Period of Candidature
The period of candidature shall be:
(a) three years as a full-time candidate;
(b) up to ten years as a part-time candidate.
To qualify for the award a candidate must pass units to the value of 144 credit points with not more than 60 credit points at 100-level, at least 72 credit points at 300-level and not more than 12 credit points at 400-level.
Program of Study
Candidates shall complete an approved program of study as outlined in the Course Schedule comprising:
|Course Structure||Credit Points|
|Core Units||18-24 cps|
|Listed Units||24-30 cps|
|TWO Majors||72 cps|
|Elective Units||24 cps|
Award of Degree
Candidates who meet the course requirements including two majors shall be awarded the Bachelor of International Studies.
Subject to meeting Advanced Standing rules, candidates who apply to discontinue their studies in the course may be eligible to exit with the Diploma in Arts on completion of 48 credit points. Candidates who apply to discontinue their studies and exit with the Diploma in Arts must apply for re-admission and will be subject to current course requirements for the Bachelor of International Studies. This may mean that they will not receive full recognition for their previous studies should the course structure have changed in response to University requirements.
To prepare students for further studies and/or employment in fields relating to international policy and advocacy, which can include professions within government, inter-governmental and non-government organisations, and the business sector.
Upon completion of this course, students will be able to:
Knowledge of a Discipline
Graduates will obtain an in-depth knowledge of one or more cognate disciplines in their chosen majors. This will include an appreciation of the processes through which knowledge has evolved in these disciplines. They will also understand the need to adopt transnational and multicultural approaches to the understanding of various issues. This knowledge will be taught via lectures or podcasts, interactive discussion in class or online, set readings and assessments.
Graduates will have developed good communication skills in their written work. They will have adopted a scholarly approach to research, presentation, writing and referencing. Assessment tasks foster these skills. On-campus students hone verbal skills in class.
Many disciplines in this degree challenge students to apply their critical reasoning capacity to address real problems and dilemmas facing individuals, states, inter-governmental organisations and non-government actors. Having done so, graduates will have developed skills to compare, analyse and evaluate conflicting 'facts', arguments and perspectives with a view to finding solutions to problems.
Graduates of international studies will have acquired skills in research and analysis, which in turn depend on the collection and evaluation of information from a range of sources. As many units are topical an ability to use up-to-date e-resources will have been mastered by graduates.
Ethical Conduct and Social Responsibility
International studies have an inherent ethical dimension as it concerns the politics of who decides who gets what on a global level. That issue is addressed in assessment tasks and in class or online discussion.

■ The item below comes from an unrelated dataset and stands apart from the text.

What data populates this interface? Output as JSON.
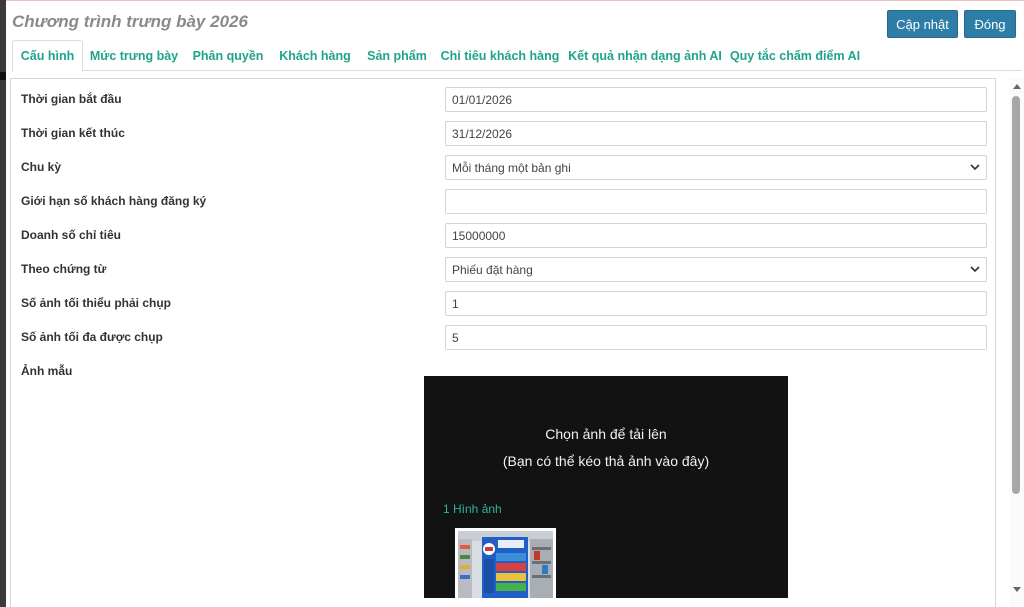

After completing this course graduates will be equipped to apply a spirit of enquiry, critique, ethics and analysis to daily life and current affairs.
Graduates will have honed life-long learning skills in research, analysis, interpretation and exposition. Graduates will be able to critique values, policies and processes. This includes an ability to mount arguments by developing ideas, seeking evidence, assessing alternatives and drawing independent conclusions. Graduates will have learned to engage in a flexible and open-minded pursuit of knowledge.

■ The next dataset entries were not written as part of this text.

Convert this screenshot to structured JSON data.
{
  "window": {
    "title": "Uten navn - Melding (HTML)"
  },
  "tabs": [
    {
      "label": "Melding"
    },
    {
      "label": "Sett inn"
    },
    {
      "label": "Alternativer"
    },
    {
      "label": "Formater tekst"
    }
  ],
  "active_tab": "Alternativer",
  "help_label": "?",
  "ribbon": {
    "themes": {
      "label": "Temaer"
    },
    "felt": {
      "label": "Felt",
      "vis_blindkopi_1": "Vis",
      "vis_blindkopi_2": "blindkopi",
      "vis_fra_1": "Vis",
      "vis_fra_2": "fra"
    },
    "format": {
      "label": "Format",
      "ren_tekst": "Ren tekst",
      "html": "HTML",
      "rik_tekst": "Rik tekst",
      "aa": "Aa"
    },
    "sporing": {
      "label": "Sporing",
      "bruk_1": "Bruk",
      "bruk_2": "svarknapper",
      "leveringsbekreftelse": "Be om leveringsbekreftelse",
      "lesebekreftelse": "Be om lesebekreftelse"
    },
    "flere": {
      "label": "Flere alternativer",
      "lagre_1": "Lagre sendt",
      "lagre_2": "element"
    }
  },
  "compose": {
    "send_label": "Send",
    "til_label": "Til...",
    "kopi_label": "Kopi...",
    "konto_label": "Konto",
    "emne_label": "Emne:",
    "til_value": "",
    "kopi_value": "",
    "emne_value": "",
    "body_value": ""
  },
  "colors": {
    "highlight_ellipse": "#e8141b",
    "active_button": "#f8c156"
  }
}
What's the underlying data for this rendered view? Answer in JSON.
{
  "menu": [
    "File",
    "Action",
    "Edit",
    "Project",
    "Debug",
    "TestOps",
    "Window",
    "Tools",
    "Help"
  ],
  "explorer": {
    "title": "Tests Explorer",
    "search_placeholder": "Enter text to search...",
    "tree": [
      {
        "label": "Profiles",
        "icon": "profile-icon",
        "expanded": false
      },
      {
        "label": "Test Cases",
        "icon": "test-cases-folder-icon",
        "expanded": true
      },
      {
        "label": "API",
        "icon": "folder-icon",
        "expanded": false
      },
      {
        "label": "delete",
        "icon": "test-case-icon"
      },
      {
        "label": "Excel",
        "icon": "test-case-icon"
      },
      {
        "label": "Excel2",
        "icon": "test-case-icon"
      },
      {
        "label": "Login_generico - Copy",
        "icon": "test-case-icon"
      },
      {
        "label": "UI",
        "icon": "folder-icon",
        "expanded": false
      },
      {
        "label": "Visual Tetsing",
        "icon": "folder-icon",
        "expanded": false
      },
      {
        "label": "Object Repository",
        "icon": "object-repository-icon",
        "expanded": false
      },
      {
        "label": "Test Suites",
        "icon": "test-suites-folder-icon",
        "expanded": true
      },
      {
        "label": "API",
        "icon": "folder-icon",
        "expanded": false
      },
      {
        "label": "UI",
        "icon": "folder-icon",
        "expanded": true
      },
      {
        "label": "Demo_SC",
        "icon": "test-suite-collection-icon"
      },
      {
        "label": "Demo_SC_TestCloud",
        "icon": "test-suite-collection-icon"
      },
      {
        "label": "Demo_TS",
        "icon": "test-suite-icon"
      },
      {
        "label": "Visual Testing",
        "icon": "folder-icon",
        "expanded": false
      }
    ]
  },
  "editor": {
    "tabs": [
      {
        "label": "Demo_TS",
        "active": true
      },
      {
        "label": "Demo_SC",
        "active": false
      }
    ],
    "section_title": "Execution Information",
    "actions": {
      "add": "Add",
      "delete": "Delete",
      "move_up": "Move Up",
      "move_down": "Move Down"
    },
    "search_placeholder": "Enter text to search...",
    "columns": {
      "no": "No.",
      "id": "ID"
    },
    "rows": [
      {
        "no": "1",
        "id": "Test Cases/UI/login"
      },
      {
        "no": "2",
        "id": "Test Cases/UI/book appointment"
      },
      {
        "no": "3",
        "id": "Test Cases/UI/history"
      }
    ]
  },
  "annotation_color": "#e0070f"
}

Independence and Collaboration
Graduates will develop skills in the independent study of international issues, in particular through autonomously researching and executing their assessment tasks. Teamwork is practised in interactive seminars and/or online discussion whereby students pose questions, communicate ideas and solve problems in cooperation with their peers and staff. Graduates will thus have learned to collaborate with others in a variety of contexts.